We hear it all the time, don't run the laser unless you are monitoring it. 

NOTE: This machine did not have a flame detector. they are now standard on all thunder co2 machines. more on that:

The Heat Sensor In Action

This is from a client (VIDEO BELOW):

PSA: I am guilty of reading about not leaving the laser unattended, but doing it anyway. An employee was cutting some acrylic and we are not in the habit of watching it when running. 

There were 2 other employees working within 15 feet of the laser, but the fire was able to burn for 6 minutes before being noticed and put out with a fire extinguisher. 

The employees were running other production machines and did not see or smell the fire as is was contained in the enclosed machine. An employee used an ABC extinguisher. We were lucky the fire didn't do worse damage to the machine or building. 

Best guess as to the cause...we were using some orange plastic supports under the acrylic to avoid nicks on the edge of the cuts. We think the laser ignited the plastic under the acrylic and started the fire. 

Lessons learned. don't leave the machine unattended when cutting, don't use flammable items as supports, also looking into some type of auto fire suppression system.


Luckily Thunder's tempered glass viewing windows kept the fire contained. If the machine had acrylic viewing windows, the outcome could have been much worse. 

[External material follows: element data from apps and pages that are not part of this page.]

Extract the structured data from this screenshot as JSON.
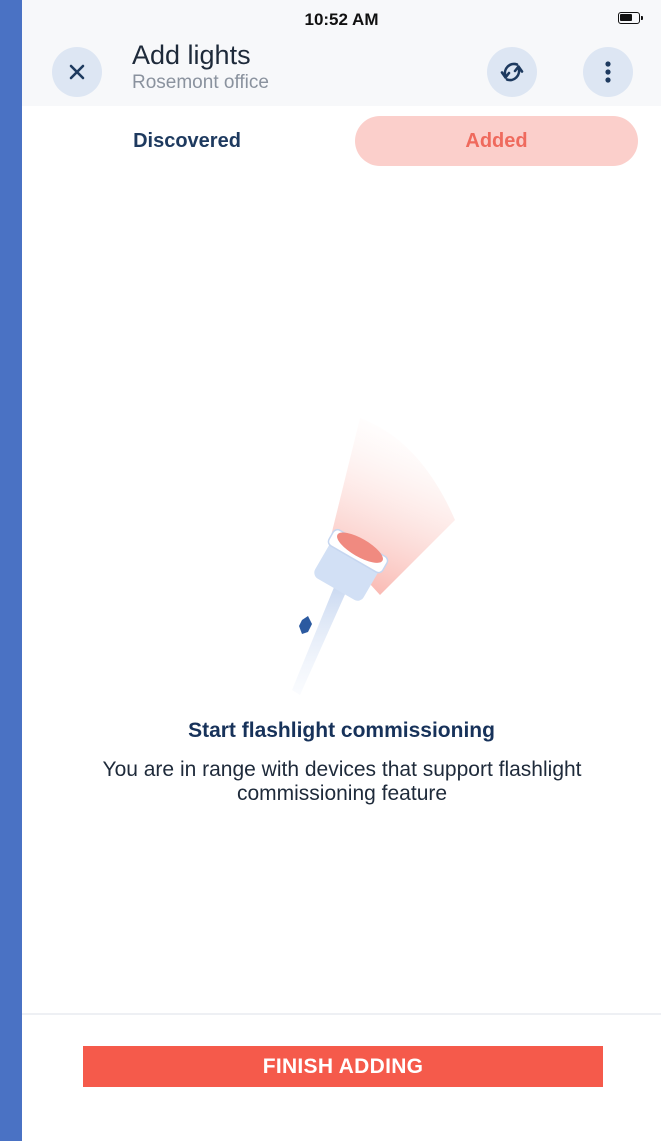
{
  "status_bar": {
    "time": "10:52 AM"
  },
  "header": {
    "title": "Add lights",
    "subtitle": "Rosemont office",
    "close_icon": "close-icon",
    "refresh_icon": "refresh-icon",
    "more_icon": "more-vertical-icon"
  },
  "tabs": [
    {
      "label": "Discovered",
      "selected": false
    },
    {
      "label": "Added",
      "selected": true
    }
  ],
  "empty_state": {
    "illustration": "flashlight-illustration",
    "heading": "Start flashlight commissioning",
    "description": "You are in range with devices that support flashlight commissioning feature"
  },
  "footer": {
    "finish_label": "FINISH ADDING"
  },
  "colors": {
    "accent": "#f55a4b",
    "tab_active_bg": "#fbcfcb",
    "tab_active_text": "#ef6a5d",
    "heading": "#17325a",
    "icon_bg": "#dde6f3"
  }
}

On the note about automatic fire suppression, have a look at this:


Here is what the aftermath looked like: